**Extracted data**
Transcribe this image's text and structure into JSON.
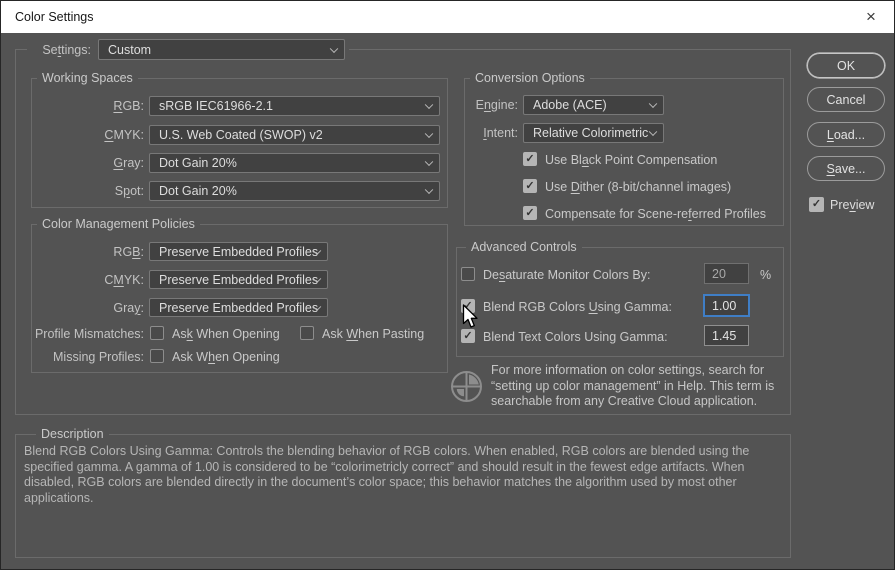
{
  "window": {
    "title": "Color Settings",
    "close_icon": "×"
  },
  "icons": {
    "check": "✓"
  },
  "settings": {
    "label": "Se&ttings:",
    "value": "Custom"
  },
  "working_spaces": {
    "legend": "Working Spaces",
    "rows": [
      {
        "label": "&RGB:",
        "value": "sRGB IEC61966-2.1"
      },
      {
        "label": "&CMYK:",
        "value": "U.S. Web Coated (SWOP) v2"
      },
      {
        "label": "&Gray:",
        "value": "Dot Gain 20%"
      },
      {
        "label": "S&pot:",
        "value": "Dot Gain 20%"
      }
    ]
  },
  "policies": {
    "legend": "Color Management Policies",
    "rows": [
      {
        "label": "RG&B:",
        "value": "Preserve Embedded Profiles"
      },
      {
        "label": "C&MYK:",
        "value": "Preserve Embedded Profiles"
      },
      {
        "label": "Gra&y:",
        "value": "Preserve Embedded Profiles"
      }
    ],
    "mismatch_label": "Profile Mismatches:",
    "mismatch_opt1": "As&k When Opening",
    "mismatch_opt2": "Ask &When Pasting",
    "missing_label": "Missing Profiles:",
    "missing_opt1": "Ask W&hen Opening"
  },
  "conversion": {
    "legend": "Conversion Options",
    "engine_label": "E&ngine:",
    "engine_value": "Adobe (ACE)",
    "intent_label": "&Intent:",
    "intent_value": "Relative Colorimetric",
    "checks": [
      "Use Bl&ack Point Compensation",
      "Use &Dither (8-bit/channel images)",
      "Compensate for Scene-re&ferred Profiles"
    ]
  },
  "advanced": {
    "legend": "Advanced Controls",
    "desaturate_label": "De&saturate Monitor Colors By:",
    "desaturate_value": "20",
    "desaturate_unit": "%",
    "blend_rgb_label": "Blend RGB Colors &Using Gamma:",
    "blend_rgb_value": "1.00",
    "blend_text_label": "Blend Text Colors Using Gamma:",
    "blend_text_value": "1.45"
  },
  "info_text": "For more information on color settings, search for “setting up color management” in Help. This term is searchable from any Creative Cloud application.",
  "description": {
    "legend": "Description",
    "text": "Blend RGB Colors Using Gamma:  Controls the blending behavior of RGB colors.  When enabled, RGB colors are blended using the specified gamma.  A gamma of 1.00 is considered to be “colorimetricly correct” and should result in the fewest edge artifacts.  When disabled, RGB colors are blended directly in the document’s color space; this behavior matches the algorithm used by most other applications."
  },
  "buttons": {
    "ok": "OK",
    "cancel": "Cancel",
    "load": "&Load...",
    "save": "&Save...",
    "preview_label": "Pre&view"
  },
  "colors": {
    "dialog_bg": "#535353",
    "titlebar_bg": "#ffffff",
    "group_border": "#6b6b6b",
    "focus_border": "#3f7ec6"
  }
}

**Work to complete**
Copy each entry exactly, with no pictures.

**Exercise answer**
Transcribe this image's text and structure into JSON.
{
  "window": {
    "title": "Color Settings",
    "close_icon": "×"
  },
  "icons": {
    "check": "✓"
  },
  "settings": {
    "label": "Se&ttings:",
    "value": "Custom"
  },
  "working_spaces": {
    "legend": "Working Spaces",
    "rows": [
      {
        "label": "&RGB:",
        "value": "sRGB IEC61966-2.1"
      },
      {
        "label": "&CMYK:",
        "value": "U.S. Web Coated (SWOP) v2"
      },
      {
        "label": "&Gray:",
        "value": "Dot Gain 20%"
      },
      {
        "label": "S&pot:",
        "value": "Dot Gain 20%"
      }
    ]
  },
  "policies": {
    "legend": "Color Management Policies",
    "rows": [
      {
        "label": "RG&B:",
        "value": "Preserve Embedded Profiles"
      },
      {
        "label": "C&MYK:",
        "value": "Preserve Embedded Profiles"
      },
      {
        "label": "Gra&y:",
        "value": "Preserve Embedded Profiles"
      }
    ],
    "mismatch_label": "Profile Mismatches:",
    "mismatch_opt1": "As&k When Opening",
    "mismatch_opt2": "Ask &When Pasting",
    "missing_label": "Missing Profiles:",
    "missing_opt1": "Ask W&hen Opening"
  },
  "conversion": {
    "legend": "Conversion Options",
    "engine_label": "E&ngine:",
    "engine_value": "Adobe (ACE)",
    "intent_label": "&Intent:",
    "intent_value": "Relative Colorimetric",
    "checks": [
      "Use Bl&ack Point Compensation",
      "Use &Dither (8-bit/channel images)",
      "Compensate for Scene-re&ferred Profiles"
    ]
  },
  "advanced": {
    "legend": "Advanced Controls",
    "desaturate_label": "De&saturate Monitor Colors By:",
    "desaturate_value": "20",
    "desaturate_unit": "%",
    "blend_rgb_label": "Blend RGB Colors &Using Gamma:",
    "blend_rgb_value": "1.00",
    "blend_text_label": "Blend Text Colors Using Gamma:",
    "blend_text_value": "1.45"
  },
  "info_text": "For more information on color settings, search for “setting up color management” in Help. This term is searchable from any Creative Cloud application.",
  "description": {
    "legend": "Description",
    "text": "Blend RGB Colors Using Gamma:  Controls the blending behavior of RGB colors.  When enabled, RGB colors are blended using the specified gamma.  A gamma of 1.00 is considered to be “colorimetricly correct” and should result in the fewest edge artifacts.  When disabled, RGB colors are blended directly in the document’s color space; this behavior matches the algorithm used by most other applications."
  },
  "buttons": {
    "ok": "OK",
    "cancel": "Cancel",
    "load": "&Load...",
    "save": "&Save...",
    "preview_label": "Pre&view"
  },
  "colors": {
    "dialog_bg": "#535353",
    "titlebar_bg": "#ffffff",
    "group_border": "#6b6b6b",
    "focus_border": "#3f7ec6"
  }
}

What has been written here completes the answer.